Papa John’s on Tuesday named former Arby’s President Rob Lynch its new CEO, opting to change leadership following 18 months of turmoil.
Arby’s, meanwhile, named Chief Marketing Officer Jim Taylor as Lynch’s replacement as president.
Lynch replaces Steve Ritchie, who guided the Louisville, Ky.-based pizza chain through a period that saw the company roiled in a dispute with former CEO and founder/spokesman John Schnatter after he admitted making a racial slur during a conference call.
But the replacement also comes months after Papa John’s took a $250 million investment from activist investor Starboard Value, appointing its CEO Jeff Smith as chairman. The company then brought in Shaquille O’Neal as a director and spokesman.
Lynch’s “proven record transforming organizations and realizing the growth potential of differentiated brands is ideally suited for Papa John’s as the company sets forth on its next chapter,” Smith said in a statement.
He added that “Papa John’s is stronger today because of Steve’s good work stabilizing the company, and our business continues to perform to plan.”
The company said that Lynch’s priority will be to “focus the company and its franchisees on the brand’s tremendous future potential.”
It will look to tap into Lynch’s experience with Arby’s, which engineered an incredible turnaround over the past decade after its split from Wendy’s and sale to Roark Capital, a turnaround that culminated in its purchase of Buffalo Wild Wings to create Inspire Brands.
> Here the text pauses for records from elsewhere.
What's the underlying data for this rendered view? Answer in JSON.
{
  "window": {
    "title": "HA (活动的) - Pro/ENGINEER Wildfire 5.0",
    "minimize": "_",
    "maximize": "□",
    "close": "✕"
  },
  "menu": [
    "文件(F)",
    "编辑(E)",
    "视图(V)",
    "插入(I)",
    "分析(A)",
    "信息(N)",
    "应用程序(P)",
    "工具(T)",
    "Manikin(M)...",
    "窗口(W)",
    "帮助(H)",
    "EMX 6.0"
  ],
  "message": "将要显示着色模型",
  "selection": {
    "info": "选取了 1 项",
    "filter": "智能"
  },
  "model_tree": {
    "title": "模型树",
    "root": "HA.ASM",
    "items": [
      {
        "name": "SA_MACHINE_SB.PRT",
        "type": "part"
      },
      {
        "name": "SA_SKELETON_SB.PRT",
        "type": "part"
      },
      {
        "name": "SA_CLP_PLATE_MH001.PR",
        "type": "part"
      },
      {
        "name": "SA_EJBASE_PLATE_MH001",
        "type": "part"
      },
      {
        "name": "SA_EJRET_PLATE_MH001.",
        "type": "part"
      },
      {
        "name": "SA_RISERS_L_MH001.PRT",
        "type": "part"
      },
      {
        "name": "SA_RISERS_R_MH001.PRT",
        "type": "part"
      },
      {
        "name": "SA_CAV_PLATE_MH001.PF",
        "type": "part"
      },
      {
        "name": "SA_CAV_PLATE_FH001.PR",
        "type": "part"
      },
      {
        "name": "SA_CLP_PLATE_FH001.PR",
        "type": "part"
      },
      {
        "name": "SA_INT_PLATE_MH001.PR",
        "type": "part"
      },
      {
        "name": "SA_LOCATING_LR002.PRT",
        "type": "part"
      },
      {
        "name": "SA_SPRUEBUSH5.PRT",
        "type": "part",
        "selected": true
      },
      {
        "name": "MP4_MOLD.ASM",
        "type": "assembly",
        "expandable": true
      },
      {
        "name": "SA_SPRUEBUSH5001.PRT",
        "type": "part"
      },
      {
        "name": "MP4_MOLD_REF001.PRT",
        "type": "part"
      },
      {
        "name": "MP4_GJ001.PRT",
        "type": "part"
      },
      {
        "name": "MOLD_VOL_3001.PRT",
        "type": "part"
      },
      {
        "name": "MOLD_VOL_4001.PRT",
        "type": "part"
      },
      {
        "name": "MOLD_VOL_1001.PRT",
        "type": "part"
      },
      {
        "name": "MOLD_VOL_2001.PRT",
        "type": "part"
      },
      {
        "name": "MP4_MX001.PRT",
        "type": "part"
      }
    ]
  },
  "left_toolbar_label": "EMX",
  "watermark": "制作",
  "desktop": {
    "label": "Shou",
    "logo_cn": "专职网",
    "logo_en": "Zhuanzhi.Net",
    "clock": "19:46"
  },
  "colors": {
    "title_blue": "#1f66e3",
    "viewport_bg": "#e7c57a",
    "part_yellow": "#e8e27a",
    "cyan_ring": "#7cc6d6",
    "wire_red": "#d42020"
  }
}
The brand generated 16 straight quarters of same-store sales growth and generated record sales and profits for the year.
He called Papa John’s “the most loved pizza in the industry,” with “dedicated team members and franchisees that have proven their resilience and commitment.”
Lynch takes over a 5,300-unit chain that at one point was one of the most consistent performers in the restaurant industry, having generated years of same-store sales growth. Those sales began falling late in 2017, prompting Schnatter to blame NFL player protests during the national anthem for the problems, which embroiled the company in controversy.
Problems worsened with the racial slur, which prompted his ultimate departure as chairman, spokesman and company director. Schnatter is currently selling his stock, having reduced his holdings from 31% to 16%.
Papa John’s said Tuesday that its company is on track to meet its sales and earnings guidance. Same-store sales in North America are expected to finish the year down 1% to 4%, while earnings per share are expected to range from $1 to $1.20 per share.
The same-store sales number for the full year suggests Papa John’s is on track to generate stronger results in the second half as it laps easier comparisons from the previous year, and as its marketing and other strategies begin to take hold. Same-store sales declined 5.7% in the second quarter.
In addition to bringing in O’Neal and Starboard, Papa John’s has invested in marketing, given royalty relief to franchisees and inked a deal with third-party delivery company DoorDash.